The prize will be awarded to an individual or organisation that has developed an innovative concept or design for developing successful and sustainable communities.
The prize is to enable the winning entrant to take their idea or design to the next stage in its development. If the idea is an existing concept or design, we want to see how the prize can help maximise its impact for building sustainable communities of the future.
The winning entry will receive £20,000 to support idea development and growth. The winning entry will also have the opportunity to explore piloting the idea with the Clarion Development Team.
Please make sure you read the guidance document before starting your form. Entrants do not need to currently work in the construction or design sector but all entries must demonstrate how their idea will make a positive social impact in the focus areas listed.
The below guidance information will help you shape your application and provide you with a more detailed understanding of how applications will be shortlisted.
Applications for 2021 William Sutton Prize are now closed.
Our shortlist will be announced later this year, and the winners will be announced at our prize giving event early next year.
Sustainability & Placemaking Guidance Document (downloadable PDF)
Sustainability & Placemaking FAQs (downloadable PDF)
VeloCity is comprised of a group of professionals from the built environment sector, with visionary designs for the future of villages and a long-term multi-layered strategy that ensures rural communities benefit from the growth in the Oxford-Cambridge Corridor. The team seek to reimagine and redesign the village for the 21st century, focusing on new higher density housing typologies which promote car free environments and more diverse, self-supported communities. Their design promotes physical activity and an end to car dependency which is in line with the National Policy Planning Framework; encouraging new developments that promote walking and cycling.
Since winning the William Sutton Prize in 2018, the VeloCity team have most recently travelled to Copenhagen to find inspiration for housing typologies they could embrace back in the UK, in particular in rural areas. During the visit, the team reflected on the Danish phenomenon ‘Hygge’ - a word for cosy, safe and harmonious shared experiences; with Danish housing models accommodating the possibility of such experiences particularly well. The trip gave the team a lot to think about and reinforced that there is a need to pause and ask what kind of housing we should want to build for future generations, and what kind of delivery and planning mechanisms can enable such sustainable models.
Petra Marko from the VeloCity team said:
“Since winning the William Sutton Prize, we were able to expand our research on rural development to help bring our VeloCity vision closer to reality. We visited a number of case studies including Byhusene in Copenhagen, and in Denmark, an innovative car-free high density suburban development. We met with experts to develop implementable strategies how we can shift mobility choices in rural areas in the UK from car towards cycling and walking. The backing of the William Sutton Prize - both financial and as patronage - helps us immensely in the process of building partnerships with potential clients to implement our vision for the 21st Century village.
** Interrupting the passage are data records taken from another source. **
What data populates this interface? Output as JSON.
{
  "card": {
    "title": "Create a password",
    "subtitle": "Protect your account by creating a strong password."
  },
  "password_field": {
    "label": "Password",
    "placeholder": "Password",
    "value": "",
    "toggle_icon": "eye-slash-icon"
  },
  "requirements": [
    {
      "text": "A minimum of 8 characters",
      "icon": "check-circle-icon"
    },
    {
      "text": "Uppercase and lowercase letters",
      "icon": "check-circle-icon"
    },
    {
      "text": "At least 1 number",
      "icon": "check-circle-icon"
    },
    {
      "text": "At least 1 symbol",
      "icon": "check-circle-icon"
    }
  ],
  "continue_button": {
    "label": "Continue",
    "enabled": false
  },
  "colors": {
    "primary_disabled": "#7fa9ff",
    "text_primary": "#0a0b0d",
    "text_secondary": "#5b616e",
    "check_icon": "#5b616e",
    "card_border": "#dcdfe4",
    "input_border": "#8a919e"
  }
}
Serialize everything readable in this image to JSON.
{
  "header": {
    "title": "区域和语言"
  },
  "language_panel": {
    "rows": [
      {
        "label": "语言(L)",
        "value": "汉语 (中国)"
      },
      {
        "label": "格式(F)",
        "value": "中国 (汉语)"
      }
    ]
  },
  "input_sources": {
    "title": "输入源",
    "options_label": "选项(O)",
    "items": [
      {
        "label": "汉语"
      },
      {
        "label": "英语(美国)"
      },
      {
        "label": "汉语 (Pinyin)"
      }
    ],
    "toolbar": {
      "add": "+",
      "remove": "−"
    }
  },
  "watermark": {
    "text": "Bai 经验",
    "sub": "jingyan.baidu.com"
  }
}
The Clarion team also gave us a lot of insight into enabling development, supporting and encouraging us along the way.”
Jas Bhalla Architects are delivering a radical city-wide planning initiative to encourage high-quality brownfield development along nine key routes in Outer London. One of the major constraints to accelerating the delivery of affordable housing is the identification of available land. The project identifies nine major thoroughfares characterised by low density. If London is to meet its housing targets, the planning system needs to think beyond individual borough boundaries to proactively support the development of under-utilised strategic brownfield land.
The Team aims to create a new policy approach for the nine identified routes to change the thinking about the transformation of these routes as holistic “places”. It’s only by thinking strategically that these zones can deliver well designed homes, a better public realm, improved transport services and new community facilities.
Jas Bhalla, Founder of Jas Bhalla Architects, said: “I’m absolutely thrilled to have won The William Sutton Prize and it’s really special to see that such a big organisation is making space and time to talk about alternative ideas and look at ways of improving people’s lives. Winning will not only give us access to a lot of insight and support from Clarion, but the profile and recognition of the Prize will also help open doors to conversations with councils and the GLA.”
Ecomotive and SNUG Homes took home The 2020 William Sutton Prize for Placemaking and Affordable Housing Design for their proposal for a construction and training hub in Bristol that will enable residents to co-produce eco-friendly, modular housing in response to local needs.
The project will also provide apprenticeship, volunteering and employment opportunities, as well as self-build training and support for community-led housing initiatives. The aim is to use the £20,000 prize fund to scale up a pilot project established in the Lockleaze area of Bristol in 2019.
Anna Hope, Director of Ecomotive and SNUG Homes, said: “Winning the William Sutton prize has given us a massive boost - not only by raising the profile of our project but also through giving us the opportunity to collaborate with professionals from the Clarion team to scale up our plans and increase our social impact. We would recommend anyone with projects or ideas in the field of affordable and sustainable housing to apply for this award - which is unique in its scope, vision and the practical support available to help turn ideas into reality.”